- _What you have to do_:
Pull each line holding the word "Mongolian" from the data.

Source information Start Marker

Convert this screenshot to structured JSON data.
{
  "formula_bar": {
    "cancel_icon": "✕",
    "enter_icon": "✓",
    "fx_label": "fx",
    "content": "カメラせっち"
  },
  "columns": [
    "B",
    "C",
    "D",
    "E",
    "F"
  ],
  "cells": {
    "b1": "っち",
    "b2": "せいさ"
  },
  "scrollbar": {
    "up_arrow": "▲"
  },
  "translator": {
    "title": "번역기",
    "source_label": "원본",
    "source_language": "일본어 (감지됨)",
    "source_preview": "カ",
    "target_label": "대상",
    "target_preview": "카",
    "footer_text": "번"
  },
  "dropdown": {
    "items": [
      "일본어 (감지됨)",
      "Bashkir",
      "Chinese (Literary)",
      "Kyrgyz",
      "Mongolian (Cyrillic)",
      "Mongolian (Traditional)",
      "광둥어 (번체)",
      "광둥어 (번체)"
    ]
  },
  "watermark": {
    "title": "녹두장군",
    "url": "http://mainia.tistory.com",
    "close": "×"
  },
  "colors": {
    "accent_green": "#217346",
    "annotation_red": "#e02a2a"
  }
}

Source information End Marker

- _Exercise response_:
      "Mongolian (Cyrillic)",
      "Mongolian (Traditional)",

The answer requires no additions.